Keenan will not only have to make the theoretical argument that digitisation can save departments money, improve customer services and create opportunities for Australian tech companies, but ease bureaucrats from long standing legacy processes, which may prove an even harder task.

Law Enforcement and Cyber Security

The previous head of the DTA, Angus Taylor has been given responsibility for Law Enforcement and Cyber Security under Peter Dutton in an expanded Home Affairs portfolio, underlining the Government’s commitment to improving national, commercial and personal cyber-security.

While a raft of measures, such as the new Cyber-Security centres, are now underway and co-operation between industry and government on the issue has improved, the increasing scale of cyber-attacks remains a growing problem for both the government and the nation as a whole.

A boost for innovation?

The CEO of StartupAUS, Alex McCauley, hoped the new appointments would revitalise the government’s innovation agenda. “We need to get back on the front foot with innovation policy, and we’re looking forward to working closely with the new Ministers and their teams to amplify the positive impact of technology-led innovation on Australia’s economy.”

“The pairing of jobs with innovation in Minister Cash’s new portfolio makes a lot of sense,” he said. “We know that young, innovative, high-growth companies account for almost all the new jobs in the economy, so these issues are inextricably linked. Recognition of that link in the new portfolio is an important step.

“Minister Cash has a strong track record in this area. She’s been actively engaged in the innovation agenda in previous portfolios and is a natural fit here. I expect she’ll approach the new role with energy, vision, and expertise. Those qualities are very welcome at a time when the national innovation conversation needs a kick-start.”

Whither science?

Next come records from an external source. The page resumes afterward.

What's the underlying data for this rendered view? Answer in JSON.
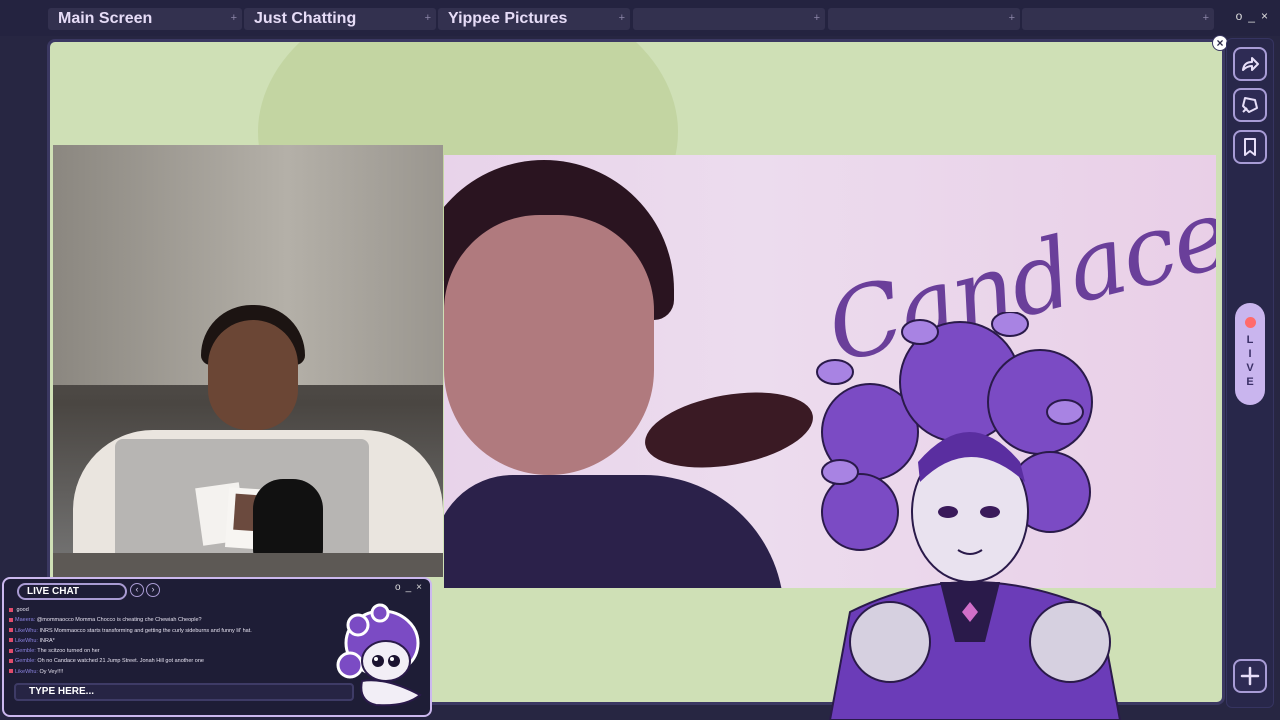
{
  "tabs": [
    {
      "label": "Main Screen"
    },
    {
      "label": "Just Chatting"
    },
    {
      "label": "Yippee Pictures"
    },
    {
      "label": ""
    },
    {
      "label": ""
    },
    {
      "label": ""
    }
  ],
  "tab_add_glyph": "+",
  "window_controls": {
    "restore": "o",
    "minimize": "_",
    "close": "×"
  },
  "stage": {
    "close_glyph": "×",
    "poster_signature": "Candace"
  },
  "rail": {
    "share_icon": "share-arrow-icon",
    "pin_icon": "pin-icon",
    "bookmark_icon": "bookmark-icon",
    "add_icon": "plus-icon",
    "live_label": "LIVE",
    "live_dot_color": "#ff6b6b"
  },
  "chat": {
    "title": "LIVE CHAT",
    "prev": "‹",
    "next": "›",
    "controls": {
      "restore": "o",
      "minimize": "_",
      "close": "×"
    },
    "messages": [
      {
        "user": "",
        "text": "good"
      },
      {
        "user": "Maeera:",
        "text": "@mommaocco Momma Chocco is cheating che Chewiah Cheople?"
      },
      {
        "user": "LikeWhu:",
        "text": "INRS Mommaocco starts transforming and getting the curly sideburns and funny lil' hat."
      },
      {
        "user": "LikeWhu:",
        "text": "INRA*"
      },
      {
        "user": "Gemble:",
        "text": "The scitzoo turned on her"
      },
      {
        "user": "Gemble:",
        "text": "Oh no Candace watched 21 Jump Street. Jonah Hill got another one"
      },
      {
        "user": "LikeWhu:",
        "text": "Oy Vey!!!!"
      }
    ],
    "input_placeholder": "TYPE HERE..."
  },
  "colors": {
    "background": "#272642",
    "stage_bg": "#cfe0b6",
    "accent": "#a89cd6",
    "live_pill": "#c9b5ee"
  }
}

Turnbull’s former enthusiasm for scientific innovation appears to have waned as the science portfolio has lost its dedicated position in the cabinet and is now subsumed into the vast new Jobs and Innovation portfolio.

The President of Science and Technology Australia, Professor Emma Johnston, was quick to criticise the move and worried that science would once again slip from political consideration.

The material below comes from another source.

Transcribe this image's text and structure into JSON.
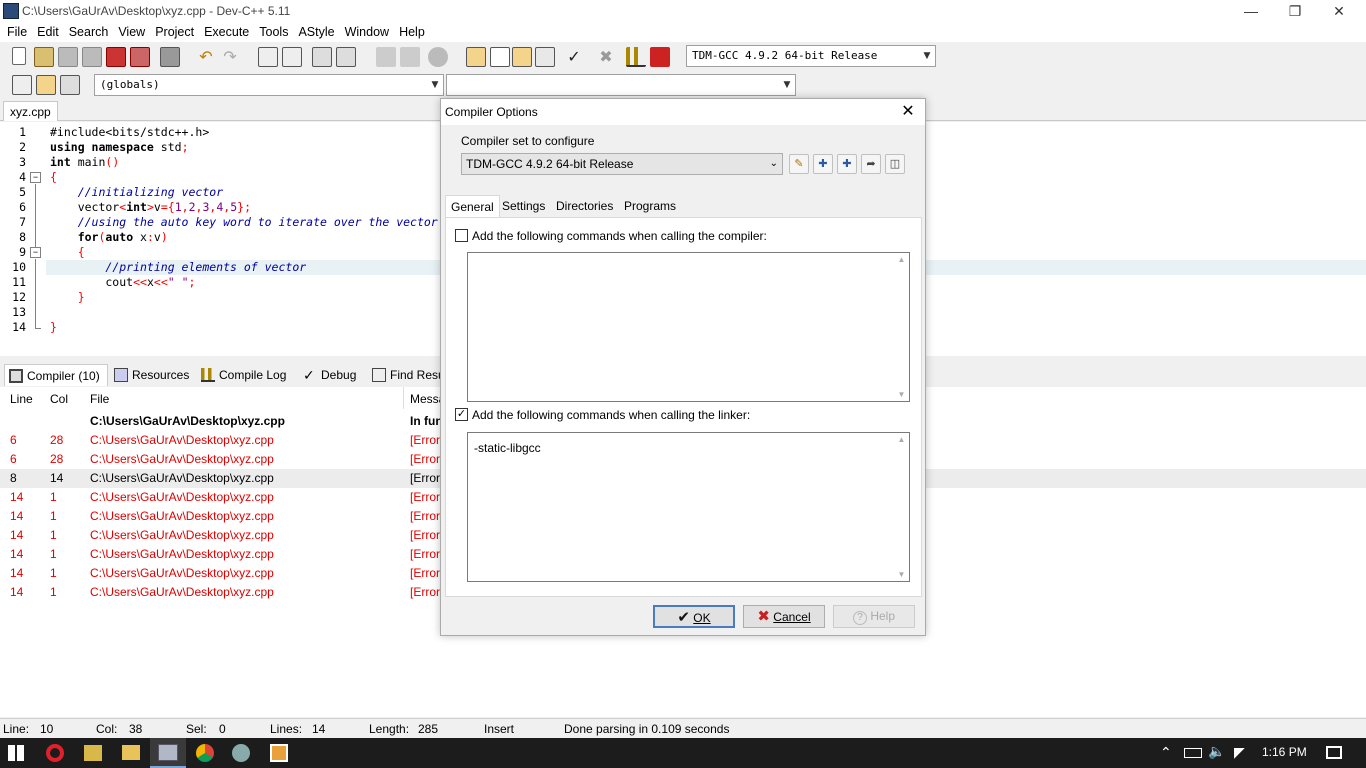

“We are concerned that without a Department specifically responsible for science, Australian science and technology research will not have the focus that it needs and deserves,” she said in a statement to media. “This is the fourth Minister we’ve had in three years, and the second time that we have not had a Federal Minister for Science – if science is not a priority, we risk damaging the sector and Australia’s future health, wealth and wellbeing.”

Although she welcomed the energy and interest of Senator Cash in innovation, she urged renewed commitment, noting that “as the Australian economy grows and the global appetite for innovation and research expands, it is vital that we have strong leadership for the science and technology sectors.”

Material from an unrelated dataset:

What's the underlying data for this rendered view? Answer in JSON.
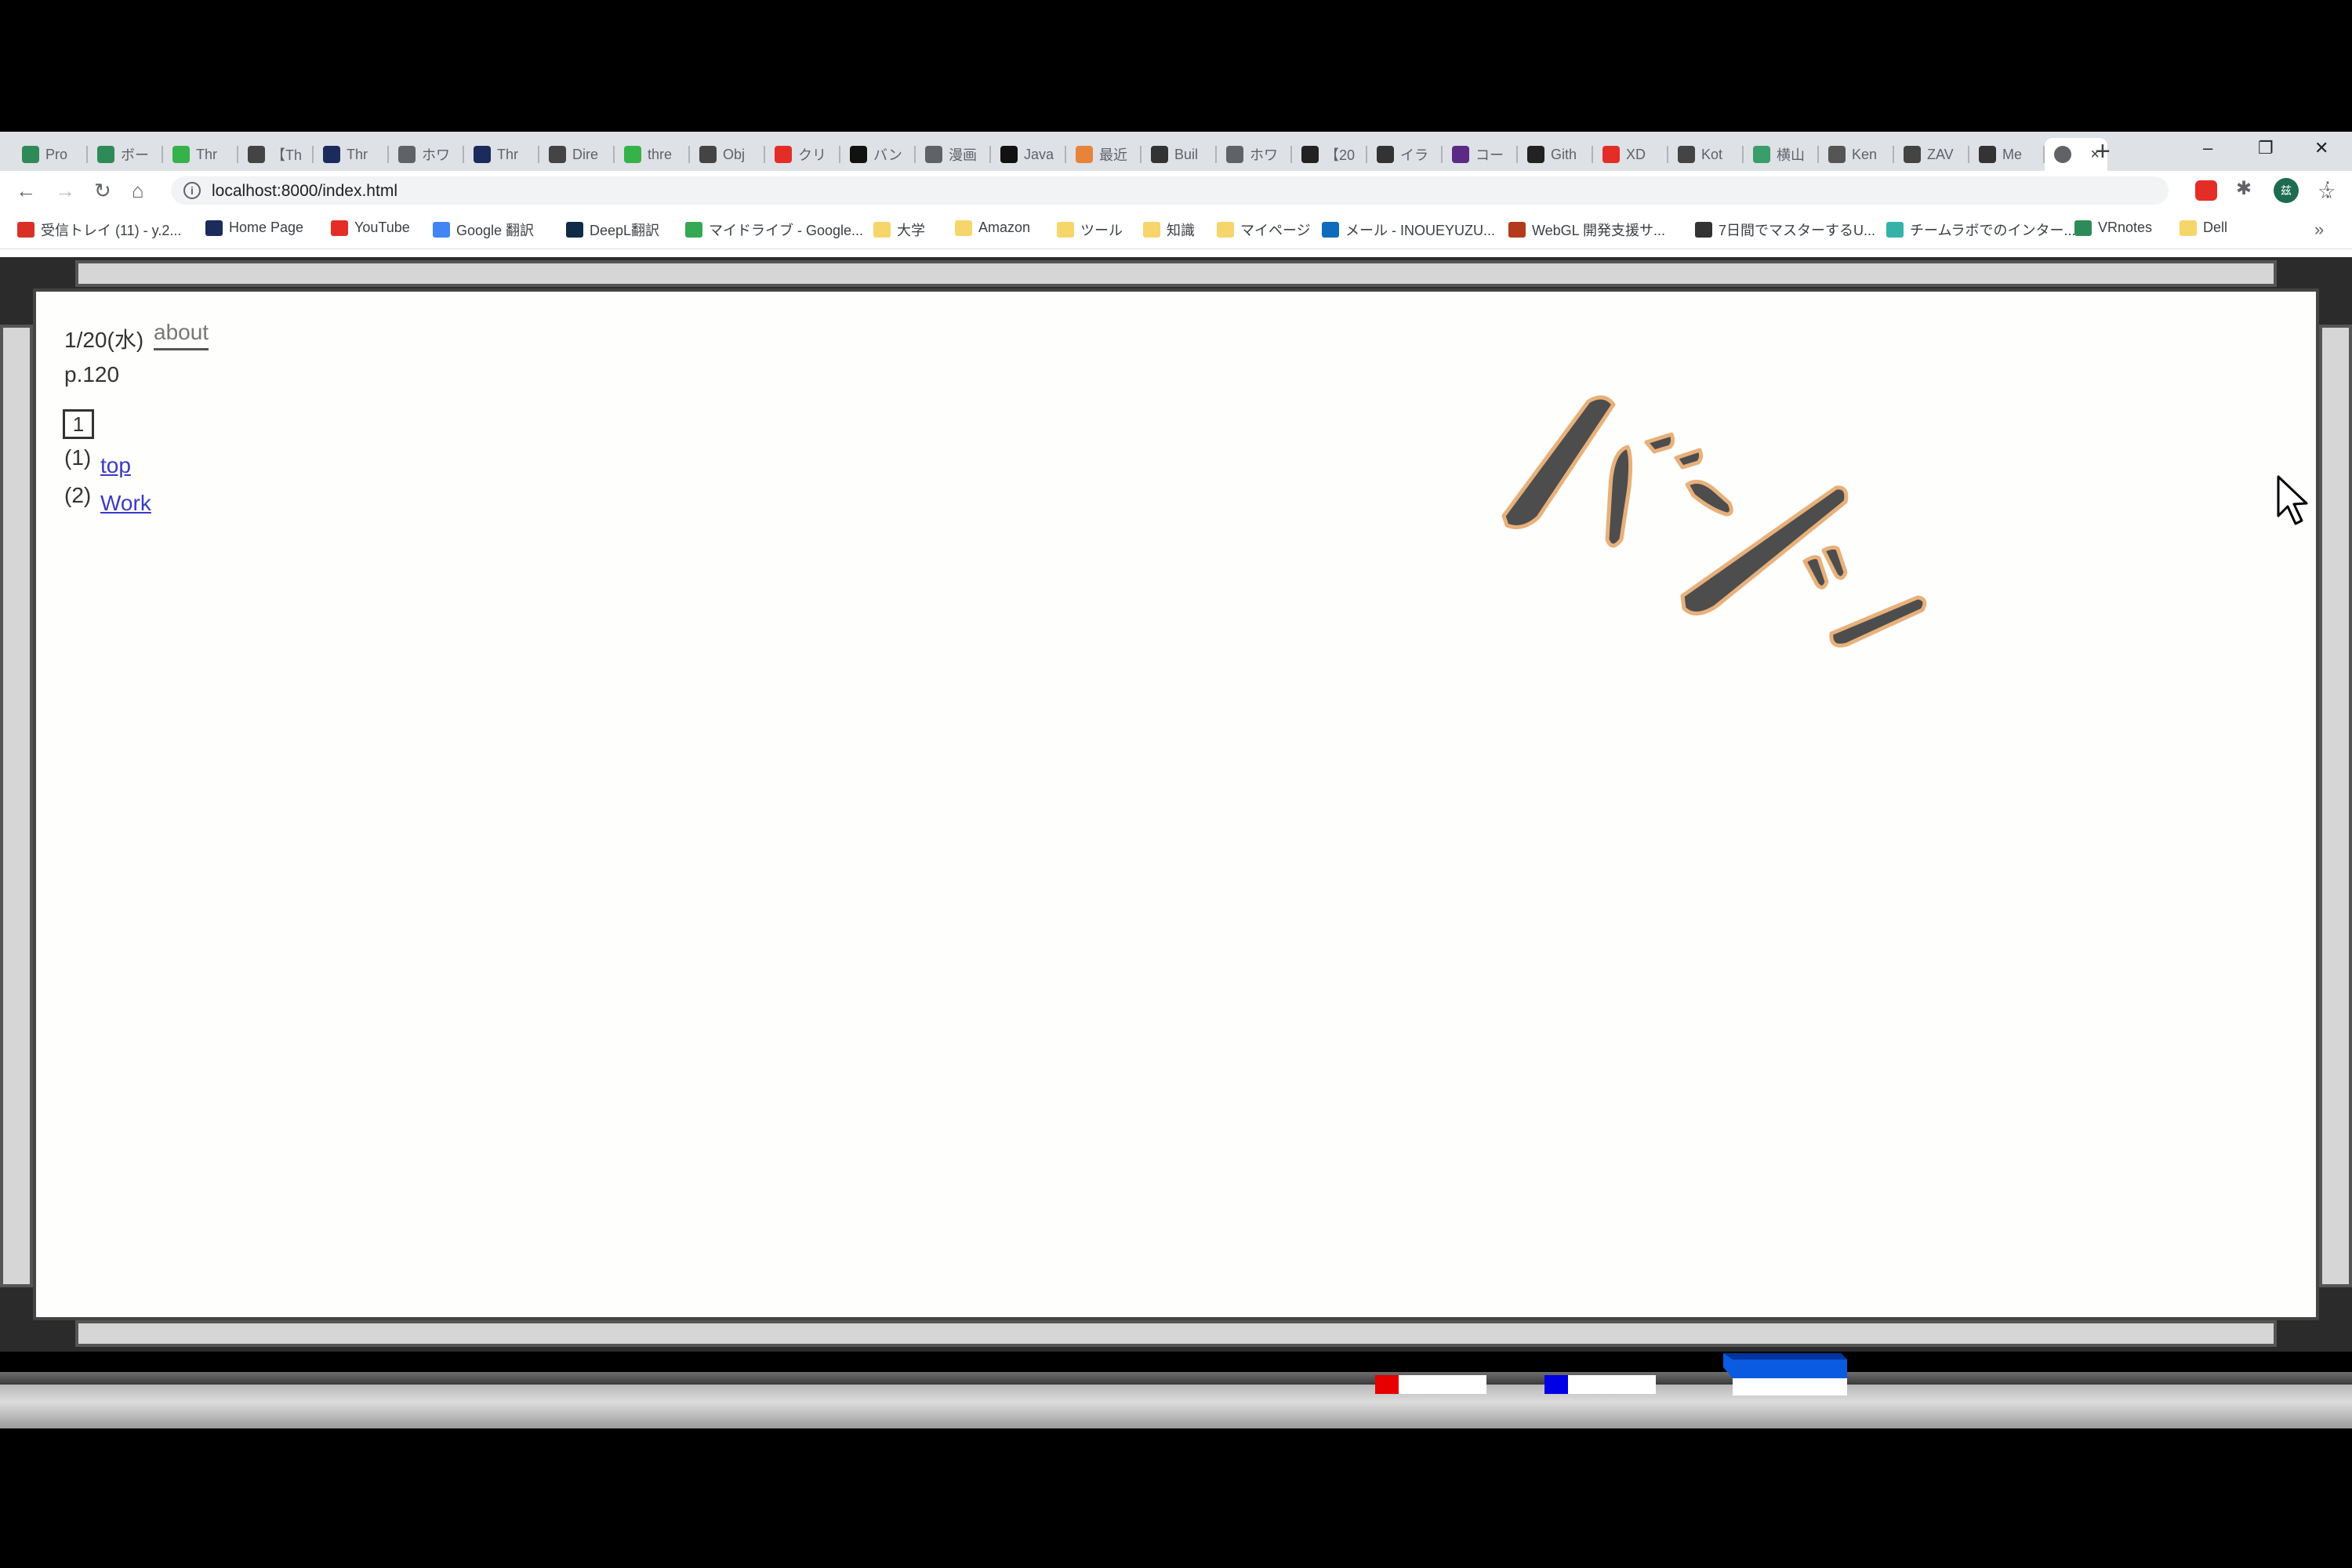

She urged the Government to prioritise investment in science, technology, engineering and mathematics given their importance to future growth and high return on investment. “Investment in science and technology pays economic, social and environmental dividends. In Australia, the National Health and Medical Research Council returns $3.20 for every $1 it invests in its work. In Europe science provides a 250% return on investment, and in the USA every dollar spent on science and technology returns $2.21 on average.”

“Remarkably, in the UK, for every pound government spends on science and innovation, they receive 20-60 pence in return every year, in perpetuity. With the right strategy, there’s no reason why Australia can’t take full advantage of these returns. When you look at the figures, it just makes sense to invest in science.”

A second wind?
Whether the cabinet reshuffle reinvigorates Turnbull’s innovation agenda or signals its demise remains to be seen. Turnbull’s initial pitch for science driven growth, digital transformation and economic change scared rather than enthused the public at the last election, with people more worried about their current jobs than future opportunities. Senator Cash in particular has a backlog of major issues to address and action, rather than continued shuffling of personnel and job titles, is required in 2018.